Located between the Black Forest and the Swabian Alps, Rottweil is ideally placed for an outdoor lifestyle. Both areas are known for their natural beauty, and having them on your doorstep gives you plenty of opportunities for interesting walks and short holidays.
Heidelberg is another town in the German state of Baden-Wurttemberg. The state appears twice on this list because it’s one of the country’s warmer regions and boasts stunning scenery.
Heidelberg is located on the banks of the Neckar River, which provides a stable temperature and opportunities for boating activities in the summer.
It is a university town; almost a quarter of its population is students. While this might come with some downsides, it does mean modern and efficient infrastructure, even by German standards.
Heidelberg is a UNESCO City of Literature, which is one of many of its cultural accolades. It’s home to the annual Vampire Ball along with its own version of Rottweil’s Fasnet.
You’ll also find a classical music festival and an Easter egg market, which is another must-see event in Germany.
You’ll find it easy to get around town thanks to its public transport system. Heidelberg is also home to one of the longest pedestrian streets in Europe, so it’s another one that requires good walking shoes!
Despite its potentially unfortunate name in English, Binz is a highly sought-after seaside town in northern Germany. It’s one of the country’s main resort towns, offering white sand, seaside walks, and incredible architecture.
As you can imagine, it’s a popular choice for German holidaymakers. While it might be busy in the summer months, residents know all the best haunts to avoid the biggest tourist crowds. Spend the off-season exploring so you can find your beach of choice for when the main strip gets busy.

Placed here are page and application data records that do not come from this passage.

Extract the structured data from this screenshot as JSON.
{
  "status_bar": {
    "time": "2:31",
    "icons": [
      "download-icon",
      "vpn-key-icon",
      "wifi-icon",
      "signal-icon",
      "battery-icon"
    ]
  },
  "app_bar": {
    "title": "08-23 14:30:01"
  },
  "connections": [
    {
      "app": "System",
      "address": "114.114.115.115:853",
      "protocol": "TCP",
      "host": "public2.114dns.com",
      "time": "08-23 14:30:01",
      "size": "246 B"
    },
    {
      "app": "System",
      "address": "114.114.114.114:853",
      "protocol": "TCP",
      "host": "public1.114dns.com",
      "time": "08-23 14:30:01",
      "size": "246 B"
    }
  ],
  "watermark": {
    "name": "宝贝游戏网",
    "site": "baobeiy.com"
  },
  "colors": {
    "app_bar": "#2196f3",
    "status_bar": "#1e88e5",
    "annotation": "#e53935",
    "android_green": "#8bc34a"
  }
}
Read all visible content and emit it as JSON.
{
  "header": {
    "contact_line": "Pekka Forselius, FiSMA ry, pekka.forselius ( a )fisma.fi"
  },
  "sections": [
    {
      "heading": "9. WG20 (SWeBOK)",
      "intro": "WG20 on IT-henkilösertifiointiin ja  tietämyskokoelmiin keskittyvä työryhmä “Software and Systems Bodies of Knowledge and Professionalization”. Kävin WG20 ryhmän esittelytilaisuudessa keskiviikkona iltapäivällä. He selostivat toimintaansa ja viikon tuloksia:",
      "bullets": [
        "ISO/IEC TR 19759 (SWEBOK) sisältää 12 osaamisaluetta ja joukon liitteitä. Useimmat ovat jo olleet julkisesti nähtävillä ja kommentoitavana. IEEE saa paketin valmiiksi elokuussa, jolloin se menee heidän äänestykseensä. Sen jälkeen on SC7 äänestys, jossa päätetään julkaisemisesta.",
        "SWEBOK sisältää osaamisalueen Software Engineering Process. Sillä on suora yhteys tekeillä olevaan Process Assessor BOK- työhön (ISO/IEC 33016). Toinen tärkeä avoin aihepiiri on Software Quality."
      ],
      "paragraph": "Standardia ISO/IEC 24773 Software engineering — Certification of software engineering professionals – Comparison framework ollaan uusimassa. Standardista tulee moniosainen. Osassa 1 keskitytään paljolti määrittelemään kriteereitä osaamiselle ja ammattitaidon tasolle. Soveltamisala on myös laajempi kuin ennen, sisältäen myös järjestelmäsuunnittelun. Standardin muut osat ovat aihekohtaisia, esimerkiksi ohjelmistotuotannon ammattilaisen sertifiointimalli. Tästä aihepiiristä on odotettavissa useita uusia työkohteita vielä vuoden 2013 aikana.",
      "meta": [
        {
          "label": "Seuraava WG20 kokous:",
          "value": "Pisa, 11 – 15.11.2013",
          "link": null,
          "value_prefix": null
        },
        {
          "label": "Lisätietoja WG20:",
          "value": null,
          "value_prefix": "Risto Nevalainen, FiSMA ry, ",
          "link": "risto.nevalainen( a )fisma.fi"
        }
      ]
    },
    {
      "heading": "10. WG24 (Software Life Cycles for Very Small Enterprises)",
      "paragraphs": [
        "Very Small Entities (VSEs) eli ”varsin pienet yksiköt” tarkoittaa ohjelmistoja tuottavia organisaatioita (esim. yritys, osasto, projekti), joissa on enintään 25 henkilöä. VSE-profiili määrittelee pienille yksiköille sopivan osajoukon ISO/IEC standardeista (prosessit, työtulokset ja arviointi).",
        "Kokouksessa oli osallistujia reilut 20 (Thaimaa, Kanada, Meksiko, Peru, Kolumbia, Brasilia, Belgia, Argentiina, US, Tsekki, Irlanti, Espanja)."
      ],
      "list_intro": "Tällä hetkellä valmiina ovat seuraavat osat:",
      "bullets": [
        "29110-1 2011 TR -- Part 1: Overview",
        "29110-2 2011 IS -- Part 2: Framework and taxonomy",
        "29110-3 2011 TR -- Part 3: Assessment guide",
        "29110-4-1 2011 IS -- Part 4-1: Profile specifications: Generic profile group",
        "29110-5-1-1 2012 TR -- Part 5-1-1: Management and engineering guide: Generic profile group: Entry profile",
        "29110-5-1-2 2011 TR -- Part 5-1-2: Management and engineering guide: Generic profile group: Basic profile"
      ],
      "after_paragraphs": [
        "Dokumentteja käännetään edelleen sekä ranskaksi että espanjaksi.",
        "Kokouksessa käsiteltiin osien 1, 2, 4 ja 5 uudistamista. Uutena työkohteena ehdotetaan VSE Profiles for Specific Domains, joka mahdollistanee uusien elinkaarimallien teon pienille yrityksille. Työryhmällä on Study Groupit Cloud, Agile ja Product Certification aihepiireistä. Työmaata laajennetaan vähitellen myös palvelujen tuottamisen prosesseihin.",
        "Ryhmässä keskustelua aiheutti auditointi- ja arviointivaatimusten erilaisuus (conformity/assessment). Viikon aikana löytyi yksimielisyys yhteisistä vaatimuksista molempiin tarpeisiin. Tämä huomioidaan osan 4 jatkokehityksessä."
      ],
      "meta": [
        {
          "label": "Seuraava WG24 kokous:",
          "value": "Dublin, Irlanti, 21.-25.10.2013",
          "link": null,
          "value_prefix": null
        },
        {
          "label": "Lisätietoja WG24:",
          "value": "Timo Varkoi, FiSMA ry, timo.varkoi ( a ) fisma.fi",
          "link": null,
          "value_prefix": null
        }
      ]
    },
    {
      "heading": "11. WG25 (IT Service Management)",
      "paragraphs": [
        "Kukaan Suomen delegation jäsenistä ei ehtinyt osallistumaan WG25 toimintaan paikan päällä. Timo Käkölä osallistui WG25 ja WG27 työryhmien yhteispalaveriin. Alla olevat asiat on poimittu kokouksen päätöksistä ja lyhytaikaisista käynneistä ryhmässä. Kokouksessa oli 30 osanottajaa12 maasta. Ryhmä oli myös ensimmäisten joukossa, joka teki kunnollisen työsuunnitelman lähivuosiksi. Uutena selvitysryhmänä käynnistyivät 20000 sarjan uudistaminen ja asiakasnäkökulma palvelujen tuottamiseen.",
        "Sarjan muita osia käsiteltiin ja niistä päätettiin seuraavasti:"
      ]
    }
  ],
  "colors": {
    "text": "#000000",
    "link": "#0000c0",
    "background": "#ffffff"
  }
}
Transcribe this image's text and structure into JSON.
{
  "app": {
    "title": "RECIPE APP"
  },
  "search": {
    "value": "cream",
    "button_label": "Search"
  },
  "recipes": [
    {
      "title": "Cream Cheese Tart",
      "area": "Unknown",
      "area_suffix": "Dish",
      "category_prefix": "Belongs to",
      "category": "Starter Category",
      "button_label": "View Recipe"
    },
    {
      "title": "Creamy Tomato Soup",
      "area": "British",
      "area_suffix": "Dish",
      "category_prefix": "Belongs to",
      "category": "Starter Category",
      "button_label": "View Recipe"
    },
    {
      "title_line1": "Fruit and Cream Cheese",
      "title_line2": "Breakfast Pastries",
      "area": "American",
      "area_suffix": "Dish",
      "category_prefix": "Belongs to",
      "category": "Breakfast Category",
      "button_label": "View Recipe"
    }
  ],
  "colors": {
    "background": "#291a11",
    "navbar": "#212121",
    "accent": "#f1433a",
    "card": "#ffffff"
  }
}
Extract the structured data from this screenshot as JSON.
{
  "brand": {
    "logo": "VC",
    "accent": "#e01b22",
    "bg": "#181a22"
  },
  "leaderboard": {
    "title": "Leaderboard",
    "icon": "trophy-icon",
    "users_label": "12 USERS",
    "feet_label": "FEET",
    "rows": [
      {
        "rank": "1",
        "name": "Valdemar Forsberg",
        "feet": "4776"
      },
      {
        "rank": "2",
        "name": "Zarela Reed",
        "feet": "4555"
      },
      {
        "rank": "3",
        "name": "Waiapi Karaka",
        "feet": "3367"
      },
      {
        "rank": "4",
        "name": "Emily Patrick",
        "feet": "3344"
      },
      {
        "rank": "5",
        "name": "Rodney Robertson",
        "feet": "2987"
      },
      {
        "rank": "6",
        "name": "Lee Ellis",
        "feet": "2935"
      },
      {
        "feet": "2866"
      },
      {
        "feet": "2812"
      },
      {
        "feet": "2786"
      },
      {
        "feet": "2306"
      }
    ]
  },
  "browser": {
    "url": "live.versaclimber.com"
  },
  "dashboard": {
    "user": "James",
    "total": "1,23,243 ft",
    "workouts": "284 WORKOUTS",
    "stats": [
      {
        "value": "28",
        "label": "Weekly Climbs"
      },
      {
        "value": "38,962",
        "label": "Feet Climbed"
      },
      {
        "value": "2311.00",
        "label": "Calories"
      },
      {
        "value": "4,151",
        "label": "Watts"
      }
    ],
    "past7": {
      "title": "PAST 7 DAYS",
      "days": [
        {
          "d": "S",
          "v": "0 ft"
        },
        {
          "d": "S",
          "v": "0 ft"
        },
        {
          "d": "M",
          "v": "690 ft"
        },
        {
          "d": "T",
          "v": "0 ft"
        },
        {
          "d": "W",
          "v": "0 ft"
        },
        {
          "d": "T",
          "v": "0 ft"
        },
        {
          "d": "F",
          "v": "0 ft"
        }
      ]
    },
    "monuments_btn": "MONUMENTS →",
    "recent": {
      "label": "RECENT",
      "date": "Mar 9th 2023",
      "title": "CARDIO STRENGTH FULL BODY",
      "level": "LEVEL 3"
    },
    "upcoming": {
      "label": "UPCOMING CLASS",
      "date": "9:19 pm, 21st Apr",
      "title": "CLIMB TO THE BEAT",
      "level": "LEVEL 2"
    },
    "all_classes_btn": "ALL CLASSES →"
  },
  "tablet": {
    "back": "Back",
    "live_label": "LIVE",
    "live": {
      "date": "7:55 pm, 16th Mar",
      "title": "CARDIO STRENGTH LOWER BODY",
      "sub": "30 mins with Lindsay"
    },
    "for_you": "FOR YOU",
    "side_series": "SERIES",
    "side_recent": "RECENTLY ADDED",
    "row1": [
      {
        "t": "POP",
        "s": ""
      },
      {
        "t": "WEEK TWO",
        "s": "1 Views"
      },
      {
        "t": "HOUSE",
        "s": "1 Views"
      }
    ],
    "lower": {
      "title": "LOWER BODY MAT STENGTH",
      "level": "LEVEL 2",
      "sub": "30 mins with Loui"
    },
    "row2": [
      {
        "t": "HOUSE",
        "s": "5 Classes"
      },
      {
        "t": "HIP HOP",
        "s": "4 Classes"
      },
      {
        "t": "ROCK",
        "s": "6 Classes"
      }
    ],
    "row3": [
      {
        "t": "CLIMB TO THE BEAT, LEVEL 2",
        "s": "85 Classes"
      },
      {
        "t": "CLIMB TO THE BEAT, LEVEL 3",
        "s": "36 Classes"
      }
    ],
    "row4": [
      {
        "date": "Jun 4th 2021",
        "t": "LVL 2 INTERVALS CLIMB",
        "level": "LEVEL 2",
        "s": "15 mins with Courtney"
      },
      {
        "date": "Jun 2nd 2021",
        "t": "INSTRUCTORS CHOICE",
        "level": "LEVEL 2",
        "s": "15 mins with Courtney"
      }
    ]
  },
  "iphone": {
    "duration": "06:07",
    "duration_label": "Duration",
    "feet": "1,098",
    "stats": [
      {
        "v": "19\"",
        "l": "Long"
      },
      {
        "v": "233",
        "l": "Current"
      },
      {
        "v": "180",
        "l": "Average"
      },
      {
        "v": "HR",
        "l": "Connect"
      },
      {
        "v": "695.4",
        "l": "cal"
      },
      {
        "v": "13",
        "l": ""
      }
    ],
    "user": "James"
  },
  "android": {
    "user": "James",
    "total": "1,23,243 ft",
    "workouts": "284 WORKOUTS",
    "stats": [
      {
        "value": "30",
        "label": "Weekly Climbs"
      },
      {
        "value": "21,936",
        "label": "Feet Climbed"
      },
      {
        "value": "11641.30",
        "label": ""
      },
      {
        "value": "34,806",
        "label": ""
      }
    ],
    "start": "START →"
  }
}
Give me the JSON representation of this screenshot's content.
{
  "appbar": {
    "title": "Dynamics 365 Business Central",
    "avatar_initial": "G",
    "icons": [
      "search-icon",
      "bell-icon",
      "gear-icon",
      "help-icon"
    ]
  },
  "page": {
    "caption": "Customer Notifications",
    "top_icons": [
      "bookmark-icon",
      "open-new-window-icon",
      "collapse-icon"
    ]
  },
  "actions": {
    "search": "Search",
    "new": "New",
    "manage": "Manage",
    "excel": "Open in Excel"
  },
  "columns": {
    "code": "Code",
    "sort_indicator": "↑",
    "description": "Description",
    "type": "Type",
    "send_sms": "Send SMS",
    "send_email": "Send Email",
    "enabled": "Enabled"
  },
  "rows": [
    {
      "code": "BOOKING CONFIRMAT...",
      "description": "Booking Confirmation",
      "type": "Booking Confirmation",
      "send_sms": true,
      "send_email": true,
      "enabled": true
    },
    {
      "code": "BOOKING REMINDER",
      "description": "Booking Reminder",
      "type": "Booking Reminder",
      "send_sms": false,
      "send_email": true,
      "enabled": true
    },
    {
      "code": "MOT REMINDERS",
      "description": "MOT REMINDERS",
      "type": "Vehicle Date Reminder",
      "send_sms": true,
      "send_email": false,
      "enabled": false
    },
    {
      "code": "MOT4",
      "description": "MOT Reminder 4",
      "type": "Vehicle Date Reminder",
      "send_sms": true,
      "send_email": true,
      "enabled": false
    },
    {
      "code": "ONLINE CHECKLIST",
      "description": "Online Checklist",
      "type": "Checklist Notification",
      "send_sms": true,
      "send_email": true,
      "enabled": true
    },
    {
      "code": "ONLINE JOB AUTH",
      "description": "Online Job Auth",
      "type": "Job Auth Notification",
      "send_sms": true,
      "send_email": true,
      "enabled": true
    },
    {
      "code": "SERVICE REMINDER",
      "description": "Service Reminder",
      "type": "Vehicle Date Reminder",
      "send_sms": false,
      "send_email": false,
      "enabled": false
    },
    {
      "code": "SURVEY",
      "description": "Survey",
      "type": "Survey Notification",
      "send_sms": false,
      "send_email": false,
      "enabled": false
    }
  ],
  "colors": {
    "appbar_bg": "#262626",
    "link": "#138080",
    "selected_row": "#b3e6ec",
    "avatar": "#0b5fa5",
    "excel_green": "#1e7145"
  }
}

Binz made its name in the late-19th and early-20th centuries, which is reflected in its architecture. The Granitz Hunting Lodge and resort hotels provide incredible backdrops and never get old, even when you live around them.
Numerous cities near Binz will cover your infrastructure and transport needs. Comparatively speaking, it’s a fairly isolated town, but this isn’t necessarily a bad thing.
Meersburg is a town in southern Germany located on the banks of Lake Constance. It’s home to two castles, including the Old Castle, unsurprisingly one of the oldest castles in the country.
The town has great connections to the surrounding area. There’s a ferry across the lake, and the B31 motorway runs from the French border to the Austrian border. In short, you’re connected to almost anywhere you could want to go.
Meersburg has all the medieval architecture you could want along with numerous cultural sights and activities.
Walking on the banks of the lake is a must, as is a visit to the thermal spa that has a seamless indoor/outdoor pool. Better yet, Meersburg is a major wine-producing region and hosts an annual festival.
In short, Meersburg would be a good choice for expats wanting to travel. While it’s not the only place in Germany with excellent road connections, it combines this with stunning scenery, cultural activities, and clear local heritage.
Meersburg stands out as a key retirement destination, even among Germany’s impressive offerings.
Final thoughts on living in Germany
Germany has bustling networks of expats in its major cities, whether they have moved there for work or retirement. If you’re keen to live in Germany around others in a similar situation to you, these would be your best bet for top destinations.
But, going off the beaten track opens the country up into a world of culture, tradition, and beauty. While you might not be surrounded by expats in the same way, you’ll be far more in touch with the “real” Germany.